By now some of you may have heard about the forthcoming “Occupy Wall Street” debit card:
To mark the second anniversary of the Occupy Wall Street movement last month, an assortment of protests, marches and rallies were held, to support or oppose mostly predictable causes.
At the same time, a far more surprising undertaking began with far less fanfare: creating a prepaid Occupy debit card.
The idea, led by a group that includes a Cornell law professor, a former director of Deutsche Bank and a former British diplomat, is meant to serve people who do not have bank accounts, but it also aims to make Occupy a recognized financial services brand.
On Sept. 17, the day of the anniversary, the group, known as the Occupy Money Cooperative, began raising money to pay for initial operating expenses. The group’s Web site invites visitors to “join the revolution,” suggesting that using the card might represent a “protest with every purchase.”
It’s an interesting idea, and I say that in a non-patronizing, non-sarcastic, non-ironic way. I certainly respect them for putting their money where their mouth is. It’s easy to criticize this sort of thing–and we’ll get to the criticism in a moment–but first of all you have to acknowledge that regardless of your political views, some respect is due to anybody who takes a stab at mustering together the human, social, and technological capital required to launch a product like this. Starting up a bank or a bank-like entity is not easy.
Let’s look at the Occupy Money Cooperative in its own words. According to the card’s website:

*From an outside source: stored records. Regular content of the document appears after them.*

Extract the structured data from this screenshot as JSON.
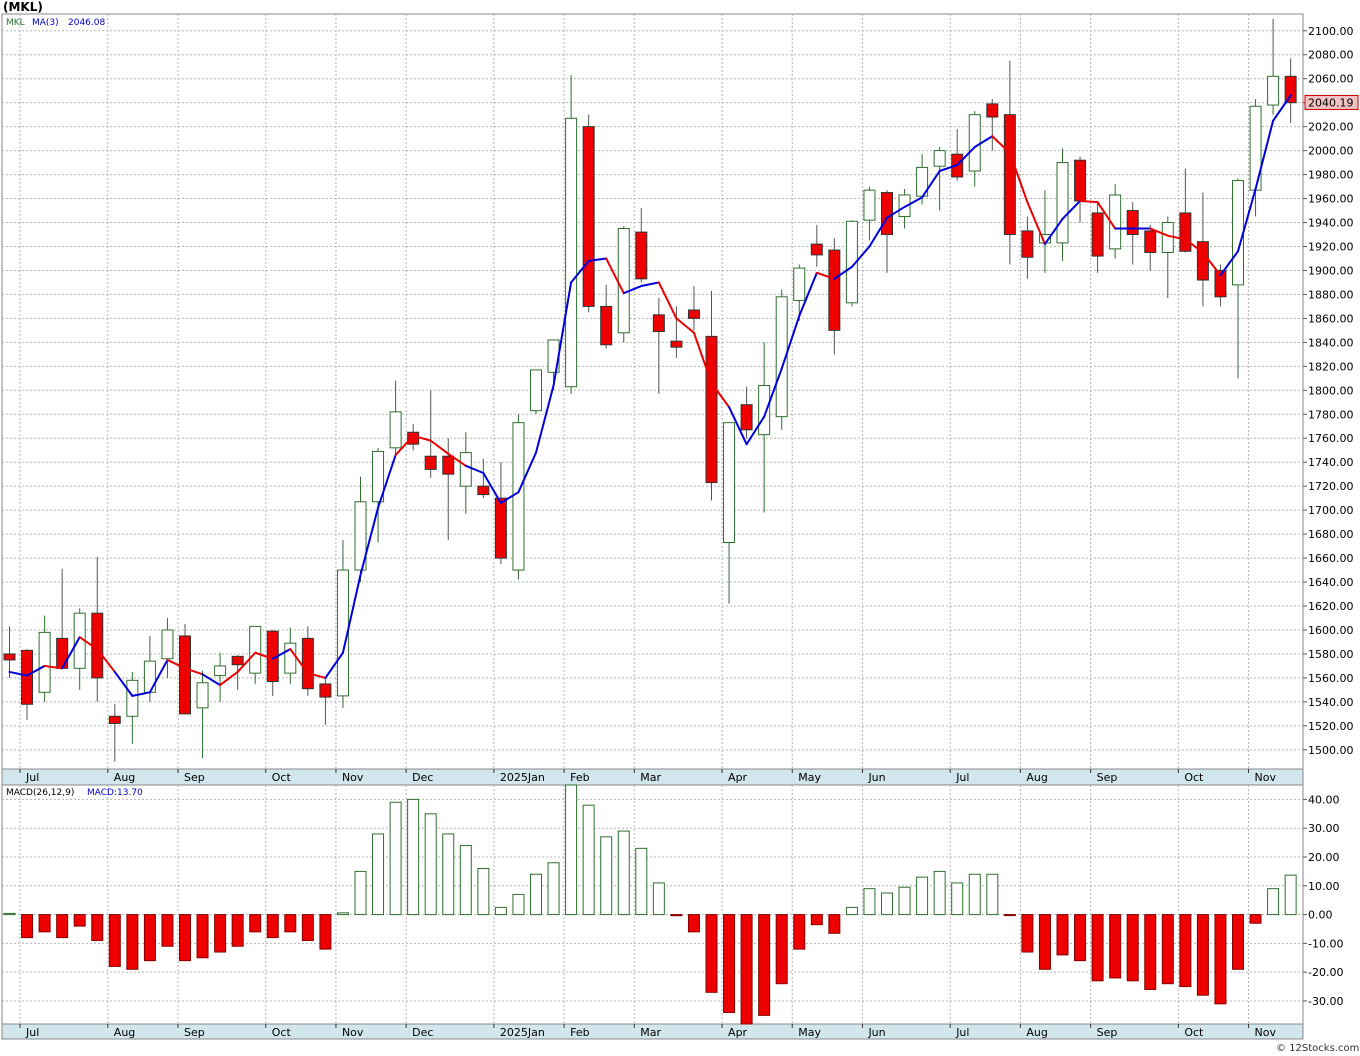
{
  "header": {
    "symbol": "(MKL)"
  },
  "chart_data": {
    "type": "candlestick",
    "symbol_label": "MKL",
    "ma_label": "MA(3)",
    "ma_value": "2046.08",
    "last_price": "2040.19",
    "price_axis": {
      "range": [
        1484,
        2114
      ],
      "ticks": [
        1500,
        1520,
        1540,
        1560,
        1580,
        1600,
        1620,
        1640,
        1660,
        1680,
        1700,
        1720,
        1740,
        1760,
        1780,
        1800,
        1820,
        1840,
        1860,
        1880,
        1900,
        1920,
        1940,
        1960,
        1980,
        2000,
        2020,
        2040,
        2060,
        2080,
        2100
      ],
      "tick_labels": [
        "1500.00",
        "1520.00",
        "1540.00",
        "1560.00",
        "1580.00",
        "1600.00",
        "1620.00",
        "1640.00",
        "1660.00",
        "1680.00",
        "1700.00",
        "1720.00",
        "1740.00",
        "1760.00",
        "1780.00",
        "1800.00",
        "1820.00",
        "1840.00",
        "1860.00",
        "1880.00",
        "1900.00",
        "1920.00",
        "1940.00",
        "1960.00",
        "1980.00",
        "2000.00",
        "2020.00",
        "2040.00",
        "2060.00",
        "2080.00",
        "2100.00"
      ]
    },
    "months": [
      {
        "label": "Jul",
        "index": 1
      },
      {
        "label": "Aug",
        "index": 6
      },
      {
        "label": "Sep",
        "index": 10
      },
      {
        "label": "Oct",
        "index": 15
      },
      {
        "label": "Nov",
        "index": 19
      },
      {
        "label": "Dec",
        "index": 23
      },
      {
        "label": "2025Jan",
        "index": 28
      },
      {
        "label": "Feb",
        "index": 32
      },
      {
        "label": "Mar",
        "index": 36
      },
      {
        "label": "Apr",
        "index": 41
      },
      {
        "label": "May",
        "index": 45
      },
      {
        "label": "Jun",
        "index": 49
      },
      {
        "label": "Jul",
        "index": 54
      },
      {
        "label": "Aug",
        "index": 58
      },
      {
        "label": "Sep",
        "index": 62
      },
      {
        "label": "Oct",
        "index": 67
      },
      {
        "label": "Nov",
        "index": 71
      }
    ],
    "candles": [
      {
        "o": 1580,
        "h": 1603,
        "l": 1560,
        "c": 1575
      },
      {
        "o": 1583,
        "h": 1584,
        "l": 1525,
        "c": 1538
      },
      {
        "o": 1548,
        "h": 1612,
        "l": 1540,
        "c": 1598
      },
      {
        "o": 1593,
        "h": 1651,
        "l": 1573,
        "c": 1568
      },
      {
        "o": 1568,
        "h": 1618,
        "l": 1550,
        "c": 1614
      },
      {
        "o": 1614,
        "h": 1661,
        "l": 1540,
        "c": 1560
      },
      {
        "o": 1528,
        "h": 1538,
        "l": 1490,
        "c": 1522
      },
      {
        "o": 1528,
        "h": 1565,
        "l": 1505,
        "c": 1558
      },
      {
        "o": 1548,
        "h": 1595,
        "l": 1540,
        "c": 1574
      },
      {
        "o": 1576,
        "h": 1610,
        "l": 1560,
        "c": 1600
      },
      {
        "o": 1595,
        "h": 1605,
        "l": 1530,
        "c": 1530
      },
      {
        "o": 1535,
        "h": 1566,
        "l": 1493,
        "c": 1556
      },
      {
        "o": 1562,
        "h": 1581,
        "l": 1540,
        "c": 1570
      },
      {
        "o": 1578,
        "h": 1579,
        "l": 1550,
        "c": 1571
      },
      {
        "o": 1564,
        "h": 1603,
        "l": 1555,
        "c": 1603
      },
      {
        "o": 1599,
        "h": 1600,
        "l": 1545,
        "c": 1557
      },
      {
        "o": 1564,
        "h": 1602,
        "l": 1555,
        "c": 1589
      },
      {
        "o": 1593,
        "h": 1603,
        "l": 1545,
        "c": 1551
      },
      {
        "o": 1555,
        "h": 1560,
        "l": 1521,
        "c": 1544
      },
      {
        "o": 1545,
        "h": 1675,
        "l": 1535,
        "c": 1650
      },
      {
        "o": 1650,
        "h": 1728,
        "l": 1640,
        "c": 1707
      },
      {
        "o": 1707,
        "h": 1752,
        "l": 1673,
        "c": 1749
      },
      {
        "o": 1752,
        "h": 1808,
        "l": 1745,
        "c": 1782
      },
      {
        "o": 1765,
        "h": 1772,
        "l": 1750,
        "c": 1755
      },
      {
        "o": 1745,
        "h": 1800,
        "l": 1727,
        "c": 1734
      },
      {
        "o": 1745,
        "h": 1760,
        "l": 1675,
        "c": 1730
      },
      {
        "o": 1720,
        "h": 1765,
        "l": 1697,
        "c": 1748
      },
      {
        "o": 1720,
        "h": 1743,
        "l": 1710,
        "c": 1713
      },
      {
        "o": 1710,
        "h": 1740,
        "l": 1655,
        "c": 1660
      },
      {
        "o": 1650,
        "h": 1780,
        "l": 1642,
        "c": 1773
      },
      {
        "o": 1783,
        "h": 1815,
        "l": 1780,
        "c": 1817
      },
      {
        "o": 1815,
        "h": 1842,
        "l": 1800,
        "c": 1842
      },
      {
        "o": 1803,
        "h": 2063,
        "l": 1797,
        "c": 2027
      },
      {
        "o": 2020,
        "h": 2030,
        "l": 1865,
        "c": 1870
      },
      {
        "o": 1870,
        "h": 1888,
        "l": 1835,
        "c": 1838
      },
      {
        "o": 1848,
        "h": 1937,
        "l": 1840,
        "c": 1935
      },
      {
        "o": 1932,
        "h": 1952,
        "l": 1890,
        "c": 1893
      },
      {
        "o": 1863,
        "h": 1877,
        "l": 1797,
        "c": 1849
      },
      {
        "o": 1841,
        "h": 1870,
        "l": 1827,
        "c": 1836
      },
      {
        "o": 1867,
        "h": 1887,
        "l": 1850,
        "c": 1860
      },
      {
        "o": 1845,
        "h": 1883,
        "l": 1708,
        "c": 1723
      },
      {
        "o": 1673,
        "h": 1773,
        "l": 1622,
        "c": 1773
      },
      {
        "o": 1788,
        "h": 1803,
        "l": 1760,
        "c": 1767
      },
      {
        "o": 1763,
        "h": 1840,
        "l": 1698,
        "c": 1804
      },
      {
        "o": 1778,
        "h": 1884,
        "l": 1767,
        "c": 1878
      },
      {
        "o": 1875,
        "h": 1905,
        "l": 1858,
        "c": 1902
      },
      {
        "o": 1922,
        "h": 1938,
        "l": 1903,
        "c": 1913
      },
      {
        "o": 1917,
        "h": 1927,
        "l": 1830,
        "c": 1850
      },
      {
        "o": 1873,
        "h": 1942,
        "l": 1870,
        "c": 1941
      },
      {
        "o": 1942,
        "h": 1970,
        "l": 1925,
        "c": 1967
      },
      {
        "o": 1965,
        "h": 1967,
        "l": 1898,
        "c": 1930
      },
      {
        "o": 1945,
        "h": 1968,
        "l": 1935,
        "c": 1963
      },
      {
        "o": 1962,
        "h": 1997,
        "l": 1955,
        "c": 1986
      },
      {
        "o": 1987,
        "h": 2003,
        "l": 1950,
        "c": 2000
      },
      {
        "o": 1997,
        "h": 2018,
        "l": 1975,
        "c": 1978
      },
      {
        "o": 1983,
        "h": 2033,
        "l": 1970,
        "c": 2030
      },
      {
        "o": 2039,
        "h": 2043,
        "l": 2000,
        "c": 2028
      },
      {
        "o": 2030,
        "h": 2075,
        "l": 1905,
        "c": 1930
      },
      {
        "o": 1933,
        "h": 1945,
        "l": 1893,
        "c": 1911
      },
      {
        "o": 1923,
        "h": 1967,
        "l": 1898,
        "c": 1930
      },
      {
        "o": 1923,
        "h": 2002,
        "l": 1908,
        "c": 1990
      },
      {
        "o": 1992,
        "h": 1995,
        "l": 1940,
        "c": 1958
      },
      {
        "o": 1948,
        "h": 1958,
        "l": 1898,
        "c": 1912
      },
      {
        "o": 1918,
        "h": 1972,
        "l": 1910,
        "c": 1963
      },
      {
        "o": 1950,
        "h": 1957,
        "l": 1905,
        "c": 1930
      },
      {
        "o": 1933,
        "h": 1938,
        "l": 1900,
        "c": 1915
      },
      {
        "o": 1915,
        "h": 1945,
        "l": 1877,
        "c": 1940
      },
      {
        "o": 1948,
        "h": 1985,
        "l": 1915,
        "c": 1916
      },
      {
        "o": 1924,
        "h": 1965,
        "l": 1870,
        "c": 1892
      },
      {
        "o": 1900,
        "h": 1905,
        "l": 1870,
        "c": 1878
      },
      {
        "o": 1888,
        "h": 1977,
        "l": 1810,
        "c": 1975
      },
      {
        "o": 1967,
        "h": 2043,
        "l": 1945,
        "c": 2037
      },
      {
        "o": 2038,
        "h": 2110,
        "l": 2030,
        "c": 2062
      },
      {
        "o": 2062,
        "h": 2077,
        "l": 2023,
        "c": 2040
      }
    ],
    "ma": [
      1565,
      1562,
      1570,
      1568,
      1594,
      1584,
      1565,
      1545,
      1548,
      1575,
      1568,
      1563,
      1554,
      1565,
      1581,
      1576,
      1584,
      1564,
      1560,
      1581,
      1646,
      1702,
      1746,
      1762,
      1758,
      1747,
      1737,
      1731,
      1706,
      1715,
      1748,
      1804,
      1890,
      1908,
      1910,
      1881,
      1887,
      1890,
      1860,
      1848,
      1806,
      1786,
      1755,
      1778,
      1818,
      1862,
      1898,
      1893,
      1903,
      1920,
      1944,
      1953,
      1961,
      1983,
      1988,
      2003,
      2012,
      1998,
      1957,
      1922,
      1943,
      1958,
      1957,
      1935,
      1935,
      1935,
      1929,
      1926,
      1915,
      1896,
      1916,
      1968,
      2025,
      2046
    ],
    "ma_colors": [
      "red",
      "blue",
      "blue",
      "red",
      "blue",
      "red",
      "red",
      "blue",
      "blue",
      "blue",
      "red",
      "red",
      "blue",
      "red",
      "red",
      "red",
      "blue",
      "red",
      "red",
      "blue",
      "blue",
      "blue",
      "blue",
      "red",
      "red",
      "red",
      "red",
      "blue",
      "blue",
      "blue",
      "blue",
      "blue",
      "blue",
      "blue",
      "blue",
      "red",
      "blue",
      "blue",
      "red",
      "red",
      "red",
      "red",
      "blue",
      "blue",
      "blue",
      "blue",
      "blue",
      "red",
      "blue",
      "blue",
      "blue",
      "blue",
      "blue",
      "blue",
      "blue",
      "blue",
      "blue",
      "red",
      "red",
      "red",
      "blue",
      "blue",
      "red",
      "red",
      "blue",
      "blue",
      "red",
      "red",
      "red",
      "red",
      "blue",
      "blue",
      "blue",
      "blue"
    ],
    "macd_label": "MACD(26,12,9)",
    "macd_value_label": "MACD:13.70",
    "macd_axis": {
      "range": [
        -38,
        45
      ],
      "ticks": [
        -30,
        -20,
        -10,
        0,
        10,
        20,
        30,
        40
      ],
      "tick_labels": [
        "-30.00",
        "-20.00",
        "-10.00",
        "0.00",
        "10.00",
        "20.00",
        "30.00",
        "40.00"
      ]
    },
    "macd": [
      0.4,
      -8,
      -6,
      -8,
      -4,
      -9,
      -18,
      -19,
      -16,
      -11,
      -16,
      -15,
      -13,
      -11,
      -6,
      -8,
      -6,
      -9,
      -12,
      0.6,
      15,
      28,
      39,
      40,
      35,
      28,
      24,
      16,
      2.5,
      7,
      14,
      18,
      45,
      38,
      27,
      29,
      23,
      11,
      -0.4,
      -6,
      -27,
      -34,
      -38,
      -35,
      -24,
      -12,
      -3.5,
      -6.5,
      2.5,
      9,
      7.5,
      9.5,
      13,
      15,
      11,
      14,
      14,
      -0.2,
      -13,
      -19,
      -14,
      -16,
      -23,
      -22,
      -23,
      -26,
      -24,
      -25,
      -28,
      -31,
      -19,
      -3,
      9,
      13.7
    ]
  }
}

The Occupy Money Cooperative will provide people with access to low cost financial services. The first service will be The Occupy Card. It’s a low cost, full featured pre-paid debit card with a transparent fee structure.
They mentioned “low cost” twice in the first paragraph, so the cost of this card is presumably quite low. There’s more:
This card will directly tackle the concerns of the unbanked and the underbanked. Users of the Occupy Card will be able to participate in the cashless economy at a significantly lower cost.
The Occupy Card will be a highly useful, high-quality product, based on an innovative concept and platform. Many will see the Card as “A Protest with Every Purchase” but the card isn’t only for Occupy supporters. People who are unbanked, underbanked, and even just angry-banked will all benefit from using the Card because it is a better and more affordable product.
They’re making strong claims. Do they back them up?
Unfortunately, the answer is no. Take a look at their fee structure for yourself. It’s not terrible… but it’s not great. There’s a monthly fee, there are fees for doing online billpay, there are fees for checking your balance at an ATM.
Compare their fees to the Bluebird prepaid debit card. Bluebird is issued by American Express, which is headquartered just a few blocks from Wall Street. Bluebird doesn’t have any of those fees. It’s probably the most fee-free prepaid card out there. They’ve even been giving away checkbooks for free. It is equal or superior to the Occupy card in every way.
Is the Occupy card really “better and more affordable”? Compared to some of the more egregious fee-collectors out there, yes. Compared to the better prepaid cards, certainly not.
One item which may be of interest to readers of this blog, however: according to the fee schedule, you’ll be able to load it with a credit card for $2.80. Hmmm….